How to succeed with your design systemFocus on the organisation, suggests UX specialist Fredrik Broman

A design system offers many advantages, especially for those who have several different digital products and services. It helps your organisation work more efficiently while creating a cohesive brand experience. But how do you manage to make a successful design system that is living, evolving, and is utilised in the right way? Through collaboration, according to our UX specialist Fredrik Broman.

Better customer experience and a stronger brand

With a design system, you can more easily ensure that your customers recognise your brand wherever they encounter it. In addition to contributing to a better customer experience and a stronger brand, a design system saves time because the decisions have already been made so you only need to design and code all the resources once. This allows you to reach the market with new products and services faster.

The people are most important

It’s valuable for everyone in your organisation to be able to interpret your graphic manual in a digital context. This is how you can describe a design system, which usually contains design such as colors and fonts, and components such as buttons and fields. But since the ’how’ is at least as important as the ’what’, guidelines play a big part – not only in terms of how to use design and components, but also for accessibility.

Fredrik Broman is a UX specialist at KAN, and has developed design systems for clients such as Ikano, Assa Abloy and E.ON. He believes that the process itself is also part of the design system:

“Design systems are about organisation and people management more than anything else, and they should be easy for all relevant teams to work with. Ikano, for example, has different brands that work differently, but they want to use the same design system to create a cohesive brand experience. Then we have to make sure that the design system is suitable for all teams to work with.”

Everyone on board

Design systems create structure, and are things that everyone should be able to gather around. To do it well, collaboration is needed throughout the organisation, with support from both those who make the decisions and those who use the design system. The more people who are involved in the design process, the better Fredrik thinks it is. He sees many advantages of design tools like Figma, where everyone can participate, collaborateand give feedback. But it also requires a clear division of responsibility and good documentation.

As a UX specialist, Fredrik is usually the one who takes the main responsibility, both for creating the design system and for achieving a optimal cooperation throughout the organisation. To help him, he often has a graphic designer who has the overall perspective and vision for how everything looks and interacts. A frontend developer is also helpful if components need to be coded.

It’s a living thing

For a customer like Ikano, with various business activities that have little to do with each other, the process of creating a common design system is very much about finding the right forms of collaboration: what’s the process for when we make new components? In his role as UX specialist, Fredrik began by interviewing different teams at Ikano to understand how they work and what they need.

In the initial phase, we usually make an inventory of the interfaces that exist: how does it look graphically on websites and across different services? And what values does the brand stand for? There we have the foundation for a design language that we fill with form, components and guidelines.

The next step is to build a prototype so that we can test the design system in the business, and then improve and expand, because a design system is never finished.

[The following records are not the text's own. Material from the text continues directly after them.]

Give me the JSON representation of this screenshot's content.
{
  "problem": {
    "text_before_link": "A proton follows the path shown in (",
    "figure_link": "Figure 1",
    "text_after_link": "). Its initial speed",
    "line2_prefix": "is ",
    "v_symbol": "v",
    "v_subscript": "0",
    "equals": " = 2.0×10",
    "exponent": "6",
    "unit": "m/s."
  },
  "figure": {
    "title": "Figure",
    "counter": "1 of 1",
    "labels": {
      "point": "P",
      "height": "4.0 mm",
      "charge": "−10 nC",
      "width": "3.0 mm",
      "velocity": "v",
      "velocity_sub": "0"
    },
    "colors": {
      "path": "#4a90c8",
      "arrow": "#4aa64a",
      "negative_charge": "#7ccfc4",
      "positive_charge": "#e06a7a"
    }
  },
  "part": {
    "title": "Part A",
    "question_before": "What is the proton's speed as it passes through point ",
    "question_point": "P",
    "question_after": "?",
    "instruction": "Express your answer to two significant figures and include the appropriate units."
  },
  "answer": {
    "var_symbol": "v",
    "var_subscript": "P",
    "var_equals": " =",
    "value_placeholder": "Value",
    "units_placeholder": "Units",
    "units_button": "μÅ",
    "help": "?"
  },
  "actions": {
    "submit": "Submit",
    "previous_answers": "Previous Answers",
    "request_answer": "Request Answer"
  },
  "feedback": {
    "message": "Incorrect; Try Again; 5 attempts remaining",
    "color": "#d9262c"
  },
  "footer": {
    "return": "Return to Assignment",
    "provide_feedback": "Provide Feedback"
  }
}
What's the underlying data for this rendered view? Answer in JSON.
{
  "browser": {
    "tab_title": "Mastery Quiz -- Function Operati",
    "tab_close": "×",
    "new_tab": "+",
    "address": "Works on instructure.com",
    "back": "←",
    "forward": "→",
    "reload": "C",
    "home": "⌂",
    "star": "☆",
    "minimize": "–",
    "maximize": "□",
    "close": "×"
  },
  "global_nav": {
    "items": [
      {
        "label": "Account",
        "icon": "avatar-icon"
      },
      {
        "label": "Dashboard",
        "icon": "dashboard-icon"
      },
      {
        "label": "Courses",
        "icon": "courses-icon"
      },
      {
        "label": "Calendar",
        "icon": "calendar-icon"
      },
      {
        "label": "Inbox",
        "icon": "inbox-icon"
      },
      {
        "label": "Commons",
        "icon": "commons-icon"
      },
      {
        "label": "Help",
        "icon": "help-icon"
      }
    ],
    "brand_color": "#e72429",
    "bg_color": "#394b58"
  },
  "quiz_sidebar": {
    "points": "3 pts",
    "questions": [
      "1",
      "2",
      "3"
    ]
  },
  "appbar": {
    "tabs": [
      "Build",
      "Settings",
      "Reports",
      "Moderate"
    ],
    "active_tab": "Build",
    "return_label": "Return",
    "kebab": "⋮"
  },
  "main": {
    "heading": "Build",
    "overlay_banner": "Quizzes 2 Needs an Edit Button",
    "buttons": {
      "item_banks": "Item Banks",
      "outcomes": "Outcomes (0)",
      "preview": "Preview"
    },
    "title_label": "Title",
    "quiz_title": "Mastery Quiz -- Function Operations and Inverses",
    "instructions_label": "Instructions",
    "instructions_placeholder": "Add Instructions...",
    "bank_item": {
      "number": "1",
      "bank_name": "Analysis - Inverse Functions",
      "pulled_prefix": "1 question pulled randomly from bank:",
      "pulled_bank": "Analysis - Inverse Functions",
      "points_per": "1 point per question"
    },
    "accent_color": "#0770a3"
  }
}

“A design system constantly needs to be maintained, and it is important to find a good model for that. We at KAN help you kick-start this and get the right processes in place. We can of course continue to take responsibility, but the best thing is if we are not needed later and the customer is responsible for the central team that holds it together,” says Fredrik.

He concludes by bringing up Ikano again, as an example of when a design system gains traction in an organisation and how those who use it see the benefit and keep it alive:

“In the beginning, we did everything, but now Ikano’s business operations take greater ownership and build the components they need themselves. The design system grows organically. That is how it should be!”

Tips for a successful design system:

  • Get the whole organisation involved and involve both management and those who will use the design system early on.
  • Create the design system in a tool made for collaboration, such as Figma.
  • Come up with something fast and get feedback.
  • Have a clear release plan and communicate when you make updates and changes to the design system.
  • Ensure that a central team is responsible for the design system and keeps it alive.

Do you want to know more about Ikano’s design system? Here you can find the full case story.

Are you thinking about how a design system can work in your organisation? Get in touch

Curious to know more? Contact me.

Ann Gacek
Account Manager